§ **Exercise details**: The whole listing must be returned exactly, with no line missing.

§ **Records**:
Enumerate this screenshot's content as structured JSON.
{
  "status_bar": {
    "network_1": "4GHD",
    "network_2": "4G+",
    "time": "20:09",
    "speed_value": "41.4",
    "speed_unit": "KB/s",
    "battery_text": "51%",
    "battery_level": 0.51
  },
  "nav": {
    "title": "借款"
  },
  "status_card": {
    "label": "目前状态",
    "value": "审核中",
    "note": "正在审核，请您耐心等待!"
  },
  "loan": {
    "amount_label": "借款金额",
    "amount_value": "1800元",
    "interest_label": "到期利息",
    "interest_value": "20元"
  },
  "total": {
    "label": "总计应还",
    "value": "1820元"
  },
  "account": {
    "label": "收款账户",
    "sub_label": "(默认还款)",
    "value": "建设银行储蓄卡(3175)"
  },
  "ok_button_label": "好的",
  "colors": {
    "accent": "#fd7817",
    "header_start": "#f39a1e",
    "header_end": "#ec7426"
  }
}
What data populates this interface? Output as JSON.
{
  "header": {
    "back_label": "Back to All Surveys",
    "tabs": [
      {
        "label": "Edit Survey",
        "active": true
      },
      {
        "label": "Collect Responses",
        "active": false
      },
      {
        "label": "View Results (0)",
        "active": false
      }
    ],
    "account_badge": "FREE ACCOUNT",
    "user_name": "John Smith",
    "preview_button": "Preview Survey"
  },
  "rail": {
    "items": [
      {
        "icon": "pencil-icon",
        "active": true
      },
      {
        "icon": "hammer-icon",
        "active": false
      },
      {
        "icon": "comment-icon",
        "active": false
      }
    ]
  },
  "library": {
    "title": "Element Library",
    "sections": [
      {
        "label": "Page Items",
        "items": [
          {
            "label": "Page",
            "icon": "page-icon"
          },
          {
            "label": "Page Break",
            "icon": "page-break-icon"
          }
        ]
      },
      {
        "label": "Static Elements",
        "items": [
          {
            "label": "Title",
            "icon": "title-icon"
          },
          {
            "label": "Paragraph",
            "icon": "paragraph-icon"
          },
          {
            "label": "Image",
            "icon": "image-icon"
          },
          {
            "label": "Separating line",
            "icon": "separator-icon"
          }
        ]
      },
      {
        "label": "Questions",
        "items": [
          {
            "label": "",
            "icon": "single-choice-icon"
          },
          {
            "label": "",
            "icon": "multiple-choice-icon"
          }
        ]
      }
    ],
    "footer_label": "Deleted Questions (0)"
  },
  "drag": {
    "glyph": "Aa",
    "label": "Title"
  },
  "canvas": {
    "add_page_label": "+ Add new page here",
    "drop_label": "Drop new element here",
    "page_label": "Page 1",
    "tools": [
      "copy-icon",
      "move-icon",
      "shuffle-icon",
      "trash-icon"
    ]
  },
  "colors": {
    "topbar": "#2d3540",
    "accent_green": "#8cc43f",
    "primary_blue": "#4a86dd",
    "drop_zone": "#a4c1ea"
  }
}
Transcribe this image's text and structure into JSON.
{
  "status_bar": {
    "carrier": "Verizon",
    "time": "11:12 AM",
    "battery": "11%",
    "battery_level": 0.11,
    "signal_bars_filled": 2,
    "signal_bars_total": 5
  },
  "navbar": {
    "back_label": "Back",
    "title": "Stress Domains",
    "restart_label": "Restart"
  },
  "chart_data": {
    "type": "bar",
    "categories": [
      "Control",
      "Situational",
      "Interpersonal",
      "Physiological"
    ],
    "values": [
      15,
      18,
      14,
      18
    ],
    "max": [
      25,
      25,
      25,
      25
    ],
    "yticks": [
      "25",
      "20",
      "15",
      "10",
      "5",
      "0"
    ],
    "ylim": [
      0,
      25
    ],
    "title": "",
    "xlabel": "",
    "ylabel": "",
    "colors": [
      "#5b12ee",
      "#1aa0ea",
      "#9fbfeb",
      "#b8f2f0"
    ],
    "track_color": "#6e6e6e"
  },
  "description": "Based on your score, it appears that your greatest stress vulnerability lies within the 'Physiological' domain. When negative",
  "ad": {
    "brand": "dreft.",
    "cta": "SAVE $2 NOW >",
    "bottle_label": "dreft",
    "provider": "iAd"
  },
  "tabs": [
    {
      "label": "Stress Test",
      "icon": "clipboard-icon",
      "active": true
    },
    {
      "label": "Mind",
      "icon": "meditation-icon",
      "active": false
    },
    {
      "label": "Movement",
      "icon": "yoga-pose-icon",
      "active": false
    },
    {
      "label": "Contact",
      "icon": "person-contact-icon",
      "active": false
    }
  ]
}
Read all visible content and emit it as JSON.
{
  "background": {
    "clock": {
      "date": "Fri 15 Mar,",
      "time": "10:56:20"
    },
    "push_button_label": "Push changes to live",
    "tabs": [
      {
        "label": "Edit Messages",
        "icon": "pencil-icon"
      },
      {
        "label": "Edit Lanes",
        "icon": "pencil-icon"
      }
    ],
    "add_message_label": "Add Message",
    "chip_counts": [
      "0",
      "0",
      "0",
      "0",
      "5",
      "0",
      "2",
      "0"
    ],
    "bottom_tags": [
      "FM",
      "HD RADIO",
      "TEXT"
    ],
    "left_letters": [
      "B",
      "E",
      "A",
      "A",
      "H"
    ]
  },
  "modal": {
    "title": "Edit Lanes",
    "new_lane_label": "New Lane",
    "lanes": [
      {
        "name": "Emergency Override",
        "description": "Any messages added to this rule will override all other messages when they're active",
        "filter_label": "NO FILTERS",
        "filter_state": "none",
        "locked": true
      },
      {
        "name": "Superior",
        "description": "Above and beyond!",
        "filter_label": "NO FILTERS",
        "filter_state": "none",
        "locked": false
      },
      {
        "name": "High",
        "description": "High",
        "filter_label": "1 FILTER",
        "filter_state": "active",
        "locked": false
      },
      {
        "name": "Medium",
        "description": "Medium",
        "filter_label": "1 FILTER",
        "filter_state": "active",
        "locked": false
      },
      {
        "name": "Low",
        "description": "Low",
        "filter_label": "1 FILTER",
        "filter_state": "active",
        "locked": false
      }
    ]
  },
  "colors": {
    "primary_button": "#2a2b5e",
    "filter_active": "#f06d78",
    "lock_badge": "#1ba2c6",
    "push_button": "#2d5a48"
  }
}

§ **Exercise answer**:
Enumerate this screenshot's content as structured JSON.
{
  "status_bar": {
    "network_1": "4GHD",
    "network_2": "4G+",
    "time": "20:09",
    "speed_value": "41.4",
    "speed_unit": "KB/s",
    "battery_text": "51%",
    "battery_level": 0.51
  },
  "nav": {
    "title": "借款"
  },
  "status_card": {
    "label": "目前状态",
    "value": "审核中",
    "note": "正在审核，请您耐心等待!"
  },
  "loan": {
    "amount_label": "借款金额",
    "amount_value": "1800元",
    "interest_label": "到期利息",
    "interest_value": "20元"
  },
  "total": {
    "label": "总计应还",
    "value": "1820元"
  },
  "account": {
    "label": "收款账户",
    "sub_label": "(默认还款)",
    "value": "建设银行储蓄卡(3175)"
  },
  "ok_button_label": "好的",
  "colors": {
    "accent": "#fd7817",
    "header_start": "#f39a1e",
    "header_end": "#ec7426"
  }
}
What data populates this interface? Output as JSON.
{
  "header": {
    "back_label": "Back to All Surveys",
    "tabs": [
      {
        "label": "Edit Survey",
        "active": true
      },
      {
        "label": "Collect Responses",
        "active": false
      },
      {
        "label": "View Results (0)",
        "active": false
      }
    ],
    "account_badge": "FREE ACCOUNT",
    "user_name": "John Smith",
    "preview_button": "Preview Survey"
  },
  "rail": {
    "items": [
      {
        "icon": "pencil-icon",
        "active": true
      },
      {
        "icon": "hammer-icon",
        "active": false
      },
      {
        "icon": "comment-icon",
        "active": false
      }
    ]
  },
  "library": {
    "title": "Element Library",
    "sections": [
      {
        "label": "Page Items",
        "items": [
          {
            "label": "Page",
            "icon": "page-icon"
          },
          {
            "label": "Page Break",
            "icon": "page-break-icon"
          }
        ]
      },
      {
        "label": "Static Elements",
        "items": [
          {
            "label": "Title",
            "icon": "title-icon"
          },
          {
            "label": "Paragraph",
            "icon": "paragraph-icon"
          },
          {
            "label": "Image",
            "icon": "image-icon"
          },
          {
            "label": "Separating line",
            "icon": "separator-icon"
          }
        ]
      },
      {
        "label": "Questions",
        "items": [
          {
            "label": "",
            "icon": "single-choice-icon"
          },
          {
            "label": "",
            "icon": "multiple-choice-icon"
          }
        ]
      }
    ],
    "footer_label": "Deleted Questions (0)"
  },
  "drag": {
    "glyph": "Aa",
    "label": "Title"
  },
  "canvas": {
    "add_page_label": "+ Add new page here",
    "drop_label": "Drop new element here",
    "page_label": "Page 1",
    "tools": [
      "copy-icon",
      "move-icon",
      "shuffle-icon",
      "trash-icon"
    ]
  },
  "colors": {
    "topbar": "#2d3540",
    "accent_green": "#8cc43f",
    "primary_blue": "#4a86dd",
    "drop_zone": "#a4c1ea"
  }
}
Transcribe this image's text and structure into JSON.
{
  "status_bar": {
    "carrier": "Verizon",
    "time": "11:12 AM",
    "battery": "11%",
    "battery_level": 0.11,
    "signal_bars_filled": 2,
    "signal_bars_total": 5
  },
  "navbar": {
    "back_label": "Back",
    "title": "Stress Domains",
    "restart_label": "Restart"
  },
  "chart_data": {
    "type": "bar",
    "categories": [
      "Control",
      "Situational",
      "Interpersonal",
      "Physiological"
    ],
    "values": [
      15,
      18,
      14,
      18
    ],
    "max": [
      25,
      25,
      25,
      25
    ],
    "yticks": [
      "25",
      "20",
      "15",
      "10",
      "5",
      "0"
    ],
    "ylim": [
      0,
      25
    ],
    "title": "",
    "xlabel": "",
    "ylabel": "",
    "colors": [
      "#5b12ee",
      "#1aa0ea",
      "#9fbfeb",
      "#b8f2f0"
    ],
    "track_color": "#6e6e6e"
  },
  "description": "Based on your score, it appears that your greatest stress vulnerability lies within the 'Physiological' domain. When negative",
  "ad": {
    "brand": "dreft.",
    "cta": "SAVE $2 NOW >",
    "bottle_label": "dreft",
    "provider": "iAd"
  },
  "tabs": [
    {
      "label": "Stress Test",
      "icon": "clipboard-icon",
      "active": true
    },
    {
      "label": "Mind",
      "icon": "meditation-icon",
      "active": false
    },
    {
      "label": "Movement",
      "icon": "yoga-pose-icon",
      "active": false
    },
    {
      "label": "Contact",
      "icon": "person-contact-icon",
      "active": false
    }
  ]
}
Read all visible content and emit it as JSON.
{
  "background": {
    "clock": {
      "date": "Fri 15 Mar,",
      "time": "10:56:20"
    },
    "push_button_label": "Push changes to live",
    "tabs": [
      {
        "label": "Edit Messages",
        "icon": "pencil-icon"
      },
      {
        "label": "Edit Lanes",
        "icon": "pencil-icon"
      }
    ],
    "add_message_label": "Add Message",
    "chip_counts": [
      "0",
      "0",
      "0",
      "0",
      "5",
      "0",
      "2",
      "0"
    ],
    "bottom_tags": [
      "FM",
      "HD RADIO",
      "TEXT"
    ],
    "left_letters": [
      "B",
      "E",
      "A",
      "A",
      "H"
    ]
  },
  "modal": {
    "title": "Edit Lanes",
    "new_lane_label": "New Lane",
    "lanes": [
      {
        "name": "Emergency Override",
        "description": "Any messages added to this rule will override all other messages when they're active",
        "filter_label": "NO FILTERS",
        "filter_state": "none",
        "locked": true
      },
      {
        "name": "Superior",
        "description": "Above and beyond!",
        "filter_label": "NO FILTERS",
        "filter_state": "none",
        "locked": false
      },
      {
        "name": "High",
        "description": "High",
        "filter_label": "1 FILTER",
        "filter_state": "active",
        "locked": false
      },
      {
        "name": "Medium",
        "description": "Medium",
        "filter_label": "1 FILTER",
        "filter_state": "active",
        "locked": false
      },
      {
        "name": "Low",
        "description": "Low",
        "filter_label": "1 FILTER",
        "filter_state": "active",
        "locked": false
      }
    ]
  },
  "colors": {
    "primary_button": "#2a2b5e",
    "filter_active": "#f06d78",
    "lock_badge": "#1ba2c6",
    "push_button": "#2d5a48"
  }
}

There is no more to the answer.